→ **ASSIGNMENT**
Filter the listing so that only lines with the word "element" remain.
──────────
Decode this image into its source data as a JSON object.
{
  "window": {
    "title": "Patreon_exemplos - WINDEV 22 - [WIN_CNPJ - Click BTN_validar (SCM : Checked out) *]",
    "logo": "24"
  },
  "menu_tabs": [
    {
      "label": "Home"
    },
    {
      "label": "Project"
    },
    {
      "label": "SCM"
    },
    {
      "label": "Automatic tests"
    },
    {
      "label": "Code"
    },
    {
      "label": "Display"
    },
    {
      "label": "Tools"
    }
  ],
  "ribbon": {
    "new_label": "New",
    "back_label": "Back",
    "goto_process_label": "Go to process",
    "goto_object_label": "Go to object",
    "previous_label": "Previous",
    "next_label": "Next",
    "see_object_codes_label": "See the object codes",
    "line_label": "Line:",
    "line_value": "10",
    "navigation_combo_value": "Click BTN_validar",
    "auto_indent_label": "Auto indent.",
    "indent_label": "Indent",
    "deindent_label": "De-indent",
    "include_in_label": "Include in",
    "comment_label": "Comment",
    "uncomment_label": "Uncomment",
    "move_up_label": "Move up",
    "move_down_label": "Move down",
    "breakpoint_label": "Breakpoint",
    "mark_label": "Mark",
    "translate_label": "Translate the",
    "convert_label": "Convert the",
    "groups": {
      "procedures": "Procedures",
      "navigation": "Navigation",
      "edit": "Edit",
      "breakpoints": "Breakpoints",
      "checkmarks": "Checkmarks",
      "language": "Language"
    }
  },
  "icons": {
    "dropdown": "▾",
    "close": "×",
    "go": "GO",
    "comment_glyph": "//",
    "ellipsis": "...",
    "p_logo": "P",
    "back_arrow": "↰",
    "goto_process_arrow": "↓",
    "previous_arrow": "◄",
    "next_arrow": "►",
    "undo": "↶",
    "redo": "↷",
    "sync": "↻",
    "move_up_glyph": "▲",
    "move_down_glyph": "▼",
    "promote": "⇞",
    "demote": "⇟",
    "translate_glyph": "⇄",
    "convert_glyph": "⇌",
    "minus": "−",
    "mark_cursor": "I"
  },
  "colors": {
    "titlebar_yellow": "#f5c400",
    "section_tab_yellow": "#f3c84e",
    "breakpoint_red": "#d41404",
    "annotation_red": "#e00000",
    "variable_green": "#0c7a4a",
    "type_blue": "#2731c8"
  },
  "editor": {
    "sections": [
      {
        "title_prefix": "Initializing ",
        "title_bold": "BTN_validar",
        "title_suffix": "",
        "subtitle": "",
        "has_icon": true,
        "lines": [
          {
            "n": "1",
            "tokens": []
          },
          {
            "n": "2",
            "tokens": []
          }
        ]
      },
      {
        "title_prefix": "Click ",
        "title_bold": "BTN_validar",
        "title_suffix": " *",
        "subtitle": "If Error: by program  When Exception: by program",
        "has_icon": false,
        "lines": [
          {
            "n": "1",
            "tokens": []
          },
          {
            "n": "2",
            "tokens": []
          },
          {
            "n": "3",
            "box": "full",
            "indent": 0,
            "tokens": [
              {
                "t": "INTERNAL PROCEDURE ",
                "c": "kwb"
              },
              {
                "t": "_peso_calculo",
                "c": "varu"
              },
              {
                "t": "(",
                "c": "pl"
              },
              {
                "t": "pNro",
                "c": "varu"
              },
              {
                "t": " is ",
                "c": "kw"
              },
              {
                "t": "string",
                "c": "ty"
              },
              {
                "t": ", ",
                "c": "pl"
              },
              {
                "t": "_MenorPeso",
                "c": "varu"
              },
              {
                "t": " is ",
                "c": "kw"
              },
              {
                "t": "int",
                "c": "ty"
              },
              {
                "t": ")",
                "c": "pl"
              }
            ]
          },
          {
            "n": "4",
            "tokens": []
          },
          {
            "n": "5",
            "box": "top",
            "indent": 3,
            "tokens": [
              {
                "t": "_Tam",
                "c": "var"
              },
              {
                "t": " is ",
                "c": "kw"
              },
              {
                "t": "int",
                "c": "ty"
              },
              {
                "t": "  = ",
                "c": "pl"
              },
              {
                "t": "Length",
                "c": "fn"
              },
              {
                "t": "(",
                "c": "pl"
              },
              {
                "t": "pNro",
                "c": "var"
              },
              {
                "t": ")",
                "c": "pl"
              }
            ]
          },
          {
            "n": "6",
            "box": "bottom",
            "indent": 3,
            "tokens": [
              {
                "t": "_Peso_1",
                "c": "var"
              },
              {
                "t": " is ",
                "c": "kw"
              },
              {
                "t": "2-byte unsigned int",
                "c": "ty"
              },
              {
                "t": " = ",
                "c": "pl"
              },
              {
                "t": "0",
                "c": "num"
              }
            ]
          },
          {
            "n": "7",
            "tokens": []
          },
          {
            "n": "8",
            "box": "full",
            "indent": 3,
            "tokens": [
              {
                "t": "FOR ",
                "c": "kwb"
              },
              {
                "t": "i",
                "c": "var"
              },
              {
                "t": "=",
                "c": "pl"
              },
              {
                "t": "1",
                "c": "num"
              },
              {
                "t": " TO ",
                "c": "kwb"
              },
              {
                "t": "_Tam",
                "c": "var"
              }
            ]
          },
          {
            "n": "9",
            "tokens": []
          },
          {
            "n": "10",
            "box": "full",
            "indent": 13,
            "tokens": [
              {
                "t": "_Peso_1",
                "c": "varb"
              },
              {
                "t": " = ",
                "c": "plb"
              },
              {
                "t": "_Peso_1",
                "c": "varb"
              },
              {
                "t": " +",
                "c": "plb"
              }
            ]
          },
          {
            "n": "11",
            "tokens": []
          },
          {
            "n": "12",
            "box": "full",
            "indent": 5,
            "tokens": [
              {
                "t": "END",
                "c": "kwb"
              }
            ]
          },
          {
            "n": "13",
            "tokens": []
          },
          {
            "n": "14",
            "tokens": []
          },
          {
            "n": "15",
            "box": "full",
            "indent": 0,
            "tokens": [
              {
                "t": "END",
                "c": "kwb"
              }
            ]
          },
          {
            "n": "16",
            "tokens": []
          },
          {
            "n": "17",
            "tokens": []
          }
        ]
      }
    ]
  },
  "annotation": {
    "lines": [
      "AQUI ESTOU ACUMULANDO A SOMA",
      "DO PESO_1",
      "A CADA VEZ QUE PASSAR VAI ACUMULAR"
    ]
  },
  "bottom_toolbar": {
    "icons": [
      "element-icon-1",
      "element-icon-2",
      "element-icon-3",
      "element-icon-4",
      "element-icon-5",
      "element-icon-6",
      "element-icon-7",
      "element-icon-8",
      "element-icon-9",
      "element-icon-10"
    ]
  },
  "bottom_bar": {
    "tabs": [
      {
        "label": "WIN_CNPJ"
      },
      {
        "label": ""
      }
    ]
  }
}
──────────
→ **THE ANSWER**
      "element-icon-1",
      "element-icon-2",
      "element-icon-3",
      "element-icon-4",
      "element-icon-5",
      "element-icon-6",
      "element-icon-7",
      "element-icon-8",
      "element-icon-9",
      "element-icon-10"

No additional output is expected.